    As an aside the phrase “Mississippi lawyer” is a slang term for a catfish in the Southern United States. I have always thought that that was very unfair …. to the catfish.

  4. Gene says:

    What do you have to say about Mr. Walker’s last comment?

    I know you are a maritime architect but I doubt you have or ever would design one of these monsters.

    These ships have had a well known stability problem for years as they flood right across with no center line bulkheads. The Concordia rolled not because of an “uneven ledge” (which would have rolled the ship into the depths not into the shore) but because of a high superstructure, relatively shallow draft, and no center-line bulkheads. What a nightmare to be on one of these things on the high seas in an abandon ship situation.

    Jim Walker ”

    Is any of this true? I’m just curious…

  5. Rick Spilman says:

    Oh, well. No, I haven’t been following Walker. Center-line bulkheads? Really? What total and complete nonsense. Dangerous nonsense, actually. And I am not sure what a “maritime architect” might be. I am a naval architect.

    Anyone who suggests that center-line bulkheads are the answer does not even understand the question. Center-line bulkheads cause uneven flooding. Uneven or asymmetrical flooding causes ships to roll over. Anyone remember the RMS Lusitania? She capsized and sank in 18 minutes. The ship had longitudinal bulkheads. Flooding on one side of the ship but not the other, causes ships to roll over. No news here.

    Now I guess I need to go read Jim’s blog. I hope at least that he has learned what ships stabilizers really do. That was simply embarrassing.

  6. Rick Spilman says:

    I have gone back and replied on Jim Walker’s blog. Here is my response:

    This is getting a touch embarrassing Jim. The term is naval architect. I am not sure what a maritime architect might be.

    Center-line bulkheads contribute to asymmetrical flooding, which causes ships to roll over. Remember the Lusitania? She had longitudinal bulkheads and capsized in 18 minutes in 1914. Pretty basic stuff.

    Center-line bulkheads would make a cruise ship less, not more safe.
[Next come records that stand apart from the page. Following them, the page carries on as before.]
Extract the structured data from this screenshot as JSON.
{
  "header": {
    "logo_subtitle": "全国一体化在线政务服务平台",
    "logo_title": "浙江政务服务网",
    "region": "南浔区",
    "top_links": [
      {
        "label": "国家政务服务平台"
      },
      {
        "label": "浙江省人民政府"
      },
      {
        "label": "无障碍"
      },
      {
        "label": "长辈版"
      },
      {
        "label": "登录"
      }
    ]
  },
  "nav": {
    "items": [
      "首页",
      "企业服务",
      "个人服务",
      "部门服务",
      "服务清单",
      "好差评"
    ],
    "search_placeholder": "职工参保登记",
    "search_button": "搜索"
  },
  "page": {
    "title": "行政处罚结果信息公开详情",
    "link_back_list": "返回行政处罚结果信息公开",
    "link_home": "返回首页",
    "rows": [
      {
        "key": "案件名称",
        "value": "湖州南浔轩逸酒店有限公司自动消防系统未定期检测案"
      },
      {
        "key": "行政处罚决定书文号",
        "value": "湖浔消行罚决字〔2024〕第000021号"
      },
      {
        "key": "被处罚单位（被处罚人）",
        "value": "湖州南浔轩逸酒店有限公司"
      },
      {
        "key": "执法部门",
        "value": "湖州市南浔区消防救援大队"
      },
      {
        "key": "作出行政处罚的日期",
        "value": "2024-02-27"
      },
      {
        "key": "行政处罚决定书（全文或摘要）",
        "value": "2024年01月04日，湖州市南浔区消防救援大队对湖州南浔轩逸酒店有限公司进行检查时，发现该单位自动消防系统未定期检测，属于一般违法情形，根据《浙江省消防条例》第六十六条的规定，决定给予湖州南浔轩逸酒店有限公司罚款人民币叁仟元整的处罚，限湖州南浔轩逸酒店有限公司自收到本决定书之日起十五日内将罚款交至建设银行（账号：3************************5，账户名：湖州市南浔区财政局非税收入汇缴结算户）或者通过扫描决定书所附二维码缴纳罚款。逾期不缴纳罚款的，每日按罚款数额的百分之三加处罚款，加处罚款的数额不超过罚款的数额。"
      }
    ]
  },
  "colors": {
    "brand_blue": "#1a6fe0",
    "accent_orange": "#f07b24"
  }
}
That is a bit like claiming that the roll-dampening fins commonly known as stabilizers actually keep the ship stable. Foolish and wrong, but we have been over that already.

    Video from an ROV shows that the Coast Concordia is supported on a rocky ledge on her bow and stern. The middle portion of the ship is unsupported. The entire weight of the ship is being carried by the narrow ends. The buoyancy that once supported the ship and provided stability is gone so, the ship rolled. Why did she roll toward shore? The wind that night was reported to be gusting to over 20 miles per hour. As you have rightly pointed out these ships have considerable windage. The ship rolled away from the wind.

    The problem, Jim, is that there are real and serious safety issues on cruise ships that are not being addressed. Ridiculous statements about stabilizers and center-line bulkheads distract from addressing these issues. They also do nothing to help your credibility.